## GOAL OF THE EXERCISE
Set all the entries down again, unaltered.

## SUPPLIED ENTRIES

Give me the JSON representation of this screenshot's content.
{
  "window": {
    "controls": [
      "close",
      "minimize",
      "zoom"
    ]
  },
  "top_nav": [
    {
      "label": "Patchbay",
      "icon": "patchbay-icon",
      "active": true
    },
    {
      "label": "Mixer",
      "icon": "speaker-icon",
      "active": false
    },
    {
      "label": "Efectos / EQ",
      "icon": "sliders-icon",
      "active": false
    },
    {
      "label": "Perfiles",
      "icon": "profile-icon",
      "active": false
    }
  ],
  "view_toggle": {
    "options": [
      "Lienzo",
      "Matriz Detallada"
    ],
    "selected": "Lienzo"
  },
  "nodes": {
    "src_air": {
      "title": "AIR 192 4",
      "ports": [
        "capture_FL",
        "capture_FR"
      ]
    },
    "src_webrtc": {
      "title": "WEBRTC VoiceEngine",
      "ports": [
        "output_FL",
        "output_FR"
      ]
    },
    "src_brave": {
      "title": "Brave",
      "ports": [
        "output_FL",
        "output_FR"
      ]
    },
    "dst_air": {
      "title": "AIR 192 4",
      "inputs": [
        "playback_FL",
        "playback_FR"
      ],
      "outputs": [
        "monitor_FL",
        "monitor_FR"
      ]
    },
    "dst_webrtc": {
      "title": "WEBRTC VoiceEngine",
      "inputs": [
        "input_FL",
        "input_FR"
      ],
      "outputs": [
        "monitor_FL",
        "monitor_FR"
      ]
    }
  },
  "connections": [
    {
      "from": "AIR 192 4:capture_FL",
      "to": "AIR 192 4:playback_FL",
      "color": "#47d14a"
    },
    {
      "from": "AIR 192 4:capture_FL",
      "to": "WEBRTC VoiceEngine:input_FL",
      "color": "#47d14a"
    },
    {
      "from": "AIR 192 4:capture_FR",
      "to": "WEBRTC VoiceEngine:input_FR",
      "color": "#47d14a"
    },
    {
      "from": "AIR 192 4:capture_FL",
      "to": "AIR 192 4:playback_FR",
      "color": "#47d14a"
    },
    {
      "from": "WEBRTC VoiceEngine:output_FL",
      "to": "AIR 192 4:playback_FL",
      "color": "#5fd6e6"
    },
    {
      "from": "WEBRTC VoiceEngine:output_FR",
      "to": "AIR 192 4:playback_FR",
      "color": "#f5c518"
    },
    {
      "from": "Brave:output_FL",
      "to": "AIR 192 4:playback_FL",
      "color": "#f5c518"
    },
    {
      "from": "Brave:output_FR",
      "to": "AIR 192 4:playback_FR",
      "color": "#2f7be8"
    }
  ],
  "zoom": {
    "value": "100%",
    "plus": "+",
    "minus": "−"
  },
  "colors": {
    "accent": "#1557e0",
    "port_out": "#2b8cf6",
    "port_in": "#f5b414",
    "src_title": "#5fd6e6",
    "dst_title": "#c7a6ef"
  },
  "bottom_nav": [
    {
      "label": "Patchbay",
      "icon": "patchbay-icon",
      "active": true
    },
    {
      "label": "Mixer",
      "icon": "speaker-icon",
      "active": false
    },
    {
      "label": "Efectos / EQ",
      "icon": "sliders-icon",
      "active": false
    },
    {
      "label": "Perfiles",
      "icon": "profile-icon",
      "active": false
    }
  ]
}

## OUTPUT OF THE TASK
Give me the JSON representation of this screenshot's content.
{
  "window": {
    "controls": [
      "close",
      "minimize",
      "zoom"
    ]
  },
  "top_nav": [
    {
      "label": "Patchbay",
      "icon": "patchbay-icon",
      "active": true
    },
    {
      "label": "Mixer",
      "icon": "speaker-icon",
      "active": false
    },
    {
      "label": "Efectos / EQ",
      "icon": "sliders-icon",
      "active": false
    },
    {
      "label": "Perfiles",
      "icon": "profile-icon",
      "active": false
    }
  ],
  "view_toggle": {
    "options": [
      "Lienzo",
      "Matriz Detallada"
    ],
    "selected": "Lienzo"
  },
  "nodes": {
    "src_air": {
      "title": "AIR 192 4",
      "ports": [
        "capture_FL",
        "capture_FR"
      ]
    },
    "src_webrtc": {
      "title": "WEBRTC VoiceEngine",
      "ports": [
        "output_FL",
        "output_FR"
      ]
    },
    "src_brave": {
      "title": "Brave",
      "ports": [
        "output_FL",
        "output_FR"
      ]
    },
    "dst_air": {
      "title": "AIR 192 4",
      "inputs": [
        "playback_FL",
        "playback_FR"
      ],
      "outputs": [
        "monitor_FL",
        "monitor_FR"
      ]
    },
    "dst_webrtc": {
      "title": "WEBRTC VoiceEngine",
      "inputs": [
        "input_FL",
        "input_FR"
      ],
      "outputs": [
        "monitor_FL",
        "monitor_FR"
      ]
    }
  },
  "connections": [
    {
      "from": "AIR 192 4:capture_FL",
      "to": "AIR 192 4:playback_FL",
      "color": "#47d14a"
    },
    {
      "from": "AIR 192 4:capture_FL",
      "to": "WEBRTC VoiceEngine:input_FL",
      "color": "#47d14a"
    },
    {
      "from": "AIR 192 4:capture_FR",
      "to": "WEBRTC VoiceEngine:input_FR",
      "color": "#47d14a"
    },
    {
      "from": "AIR 192 4:capture_FL",
      "to": "AIR 192 4:playback_FR",
      "color": "#47d14a"
    },
    {
      "from": "WEBRTC VoiceEngine:output_FL",
      "to": "AIR 192 4:playback_FL",
      "color": "#5fd6e6"
    },
    {
      "from": "WEBRTC VoiceEngine:output_FR",
      "to": "AIR 192 4:playback_FR",
      "color": "#f5c518"
    },
    {
      "from": "Brave:output_FL",
      "to": "AIR 192 4:playback_FL",
      "color": "#f5c518"
    },
    {
      "from": "Brave:output_FR",
      "to": "AIR 192 4:playback_FR",
      "color": "#2f7be8"
    }
  ],
  "zoom": {
    "value": "100%",
    "plus": "+",
    "minus": "−"
  },
  "colors": {
    "accent": "#1557e0",
    "port_out": "#2b8cf6",
    "port_in": "#f5b414",
    "src_title": "#5fd6e6",
    "dst_title": "#c7a6ef"
  },
  "bottom_nav": [
    {
      "label": "Patchbay",
      "icon": "patchbay-icon",
      "active": true
    },
    {
      "label": "Mixer",
      "icon": "speaker-icon",
      "active": false
    },
    {
      "label": "Efectos / EQ",
      "icon": "sliders-icon",
      "active": false
    },
    {
      "label": "Perfiles",
      "icon": "profile-icon",
      "active": false
    }
  ]
}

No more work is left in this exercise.